14 comments:

rhapsodyinbooks said...

What an incredible review! The tiger sounds a bit like Moby Dick! I have to read this!

TheBookGirl said...

This is the second rave review I've read of this book in the last month. I've found that I really enjoy reading non-fiction more and more (I used to read very little), and your enthusiastic endorsement has convinced me to get to this one asap.
Thanks Heather, and enjoy your holidays :)

Darlene said...

Fantastic review Heather! lol - This isn't a book that would normally interest me but you actually have me wanting to read it now.

bermudaonion said...

That book sounds amazing! I can picture you sharing all of your tiger lore and your family's eyes glazing over after a while.

Sandy Nawrot said...

I LOVE non-fiction, and I've had this one on my mind since I read Dawn's review (plus, uh, that author is pretty dude-ish). That is some high praise you are handing out there, so I'd better make sure this is one I read next year!

Amy said...

I'm so glad you liked this!! When I was reading it I kept randomly saying RAWR! to people. Ahem. Yeah. They got sick of it. But it was so cool! Tigers are so cool! :)

Jenners said...

Wow. Just wow. I'm totally intrigued. And I love a good gripping non-fiction story and this sounds like it has all that. Thank you ... it is going on the list.

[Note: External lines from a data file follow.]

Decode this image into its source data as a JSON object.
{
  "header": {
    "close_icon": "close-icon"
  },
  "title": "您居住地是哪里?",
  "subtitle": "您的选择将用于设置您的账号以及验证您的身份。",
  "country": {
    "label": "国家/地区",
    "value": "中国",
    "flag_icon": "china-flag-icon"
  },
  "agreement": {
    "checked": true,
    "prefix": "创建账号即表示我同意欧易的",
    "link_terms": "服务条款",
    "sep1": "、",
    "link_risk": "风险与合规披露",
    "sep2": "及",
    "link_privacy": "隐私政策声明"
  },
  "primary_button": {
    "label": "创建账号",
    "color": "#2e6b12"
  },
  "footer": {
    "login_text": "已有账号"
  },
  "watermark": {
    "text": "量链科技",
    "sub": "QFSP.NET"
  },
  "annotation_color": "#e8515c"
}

(Diane) Bibliophile By the Sea said...

I can sense your great enthusiasm for this book. I had it from the library and returned it unread....back to request it once again....LOL

I just finished Unbroken; Hillenbrand; an awesome NF as well.

Coffee and a Book Chick said...

This sounds absolutely incredible, and I remember Marie's review as well, so with you loving this as well I have now put this book on my wish list of books for 2011! I love a good non-fiction read, too -- sometimes they are even craftier and more amazing than fiction. Well, after all, truth is stranger than fiction!

Suko said...

Your review is riveting! This book might give me nightmares, but I do think it would be thrilling to read!

Marie said...

aaagggghhhh i loved this book! I haven't reviewed it yet because I was waiting for another feature from someone else that i never got but I gotta gotta write mine soon. I'm so glad you read it and loved it!! Yay!!!! :-)

Aarti said...

Ooh, I remember you mentioning this one in your email to me! It sounds even more fantastic in this review. Well done :-) I like the cover a lot, too.

Lisa said...

I haven't heard of this one before. It sounds fantastic--I love a work of non-fiction that really pulls you along like a fiction work does.

Wendy said...

I NEED to read this book - thanks for the great review...you've convinced me!

Post a Comment

 
Blogger Template by Delicious Design Studio